Instructions to follow> Across all of the records below, determine the number of lines containing the string "直线与圆的位置关系"; reply with that number only.

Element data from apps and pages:
*** Begin section ***

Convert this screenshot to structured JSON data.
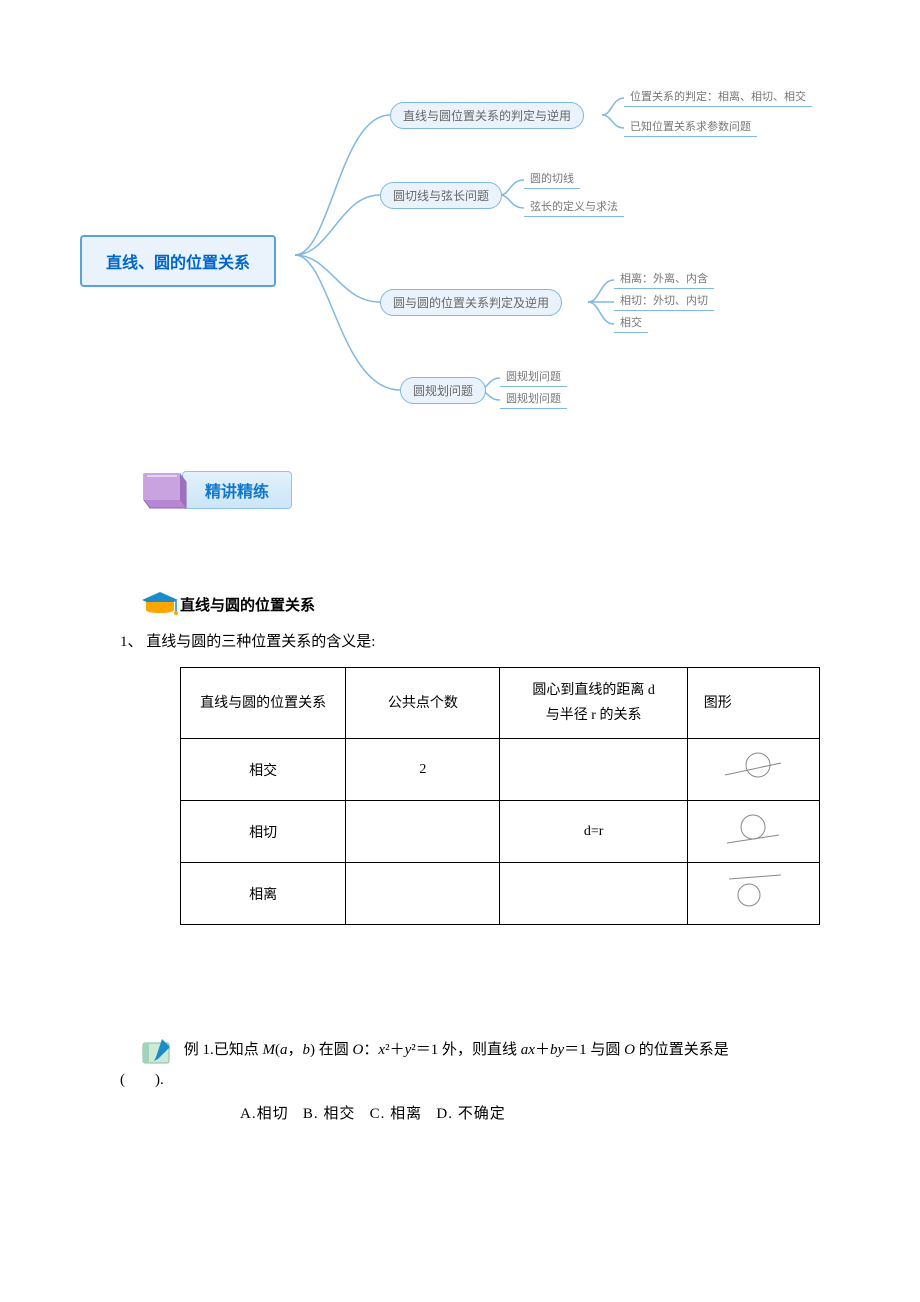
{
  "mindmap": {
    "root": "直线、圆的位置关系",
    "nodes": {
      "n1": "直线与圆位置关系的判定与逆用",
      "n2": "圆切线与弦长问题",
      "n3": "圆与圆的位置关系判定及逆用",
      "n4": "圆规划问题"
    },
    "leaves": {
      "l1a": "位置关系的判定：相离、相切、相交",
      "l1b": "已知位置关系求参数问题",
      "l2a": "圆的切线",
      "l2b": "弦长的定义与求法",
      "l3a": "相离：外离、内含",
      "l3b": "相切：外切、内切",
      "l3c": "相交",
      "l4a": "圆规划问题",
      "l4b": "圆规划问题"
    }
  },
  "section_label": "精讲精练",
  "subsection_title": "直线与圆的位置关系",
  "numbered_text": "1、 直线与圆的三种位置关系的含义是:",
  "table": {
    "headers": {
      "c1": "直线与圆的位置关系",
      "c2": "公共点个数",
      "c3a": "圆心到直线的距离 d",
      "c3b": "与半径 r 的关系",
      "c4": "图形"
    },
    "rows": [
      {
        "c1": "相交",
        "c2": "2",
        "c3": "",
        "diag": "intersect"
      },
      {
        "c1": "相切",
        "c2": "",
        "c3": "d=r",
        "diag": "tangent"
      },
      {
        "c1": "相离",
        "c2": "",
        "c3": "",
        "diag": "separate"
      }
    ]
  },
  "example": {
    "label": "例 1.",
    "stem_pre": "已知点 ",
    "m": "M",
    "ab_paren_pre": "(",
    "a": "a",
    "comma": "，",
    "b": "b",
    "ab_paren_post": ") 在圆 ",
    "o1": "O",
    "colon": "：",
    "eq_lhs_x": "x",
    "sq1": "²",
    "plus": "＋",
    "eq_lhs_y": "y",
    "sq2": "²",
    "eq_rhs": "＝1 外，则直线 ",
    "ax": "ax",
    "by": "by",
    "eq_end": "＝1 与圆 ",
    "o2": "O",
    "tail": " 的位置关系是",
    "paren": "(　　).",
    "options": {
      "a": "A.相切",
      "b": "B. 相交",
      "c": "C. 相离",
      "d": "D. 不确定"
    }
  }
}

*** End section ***
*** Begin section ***

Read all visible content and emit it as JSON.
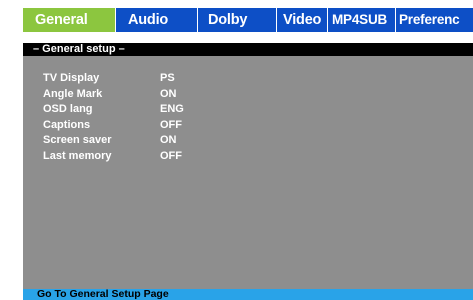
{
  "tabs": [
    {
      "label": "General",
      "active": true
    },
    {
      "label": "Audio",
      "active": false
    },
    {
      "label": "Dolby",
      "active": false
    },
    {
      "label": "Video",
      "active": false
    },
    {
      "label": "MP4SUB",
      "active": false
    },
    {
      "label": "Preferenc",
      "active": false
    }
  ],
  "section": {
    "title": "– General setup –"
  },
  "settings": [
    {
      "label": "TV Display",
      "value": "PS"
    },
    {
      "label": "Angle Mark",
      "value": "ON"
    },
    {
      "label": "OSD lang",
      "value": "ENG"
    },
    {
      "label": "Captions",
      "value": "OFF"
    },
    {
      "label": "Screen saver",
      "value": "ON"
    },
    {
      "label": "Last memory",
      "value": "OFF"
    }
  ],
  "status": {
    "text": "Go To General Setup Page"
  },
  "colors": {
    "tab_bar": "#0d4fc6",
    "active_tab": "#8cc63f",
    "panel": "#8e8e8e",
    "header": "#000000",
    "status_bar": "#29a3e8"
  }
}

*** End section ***

Your response> 2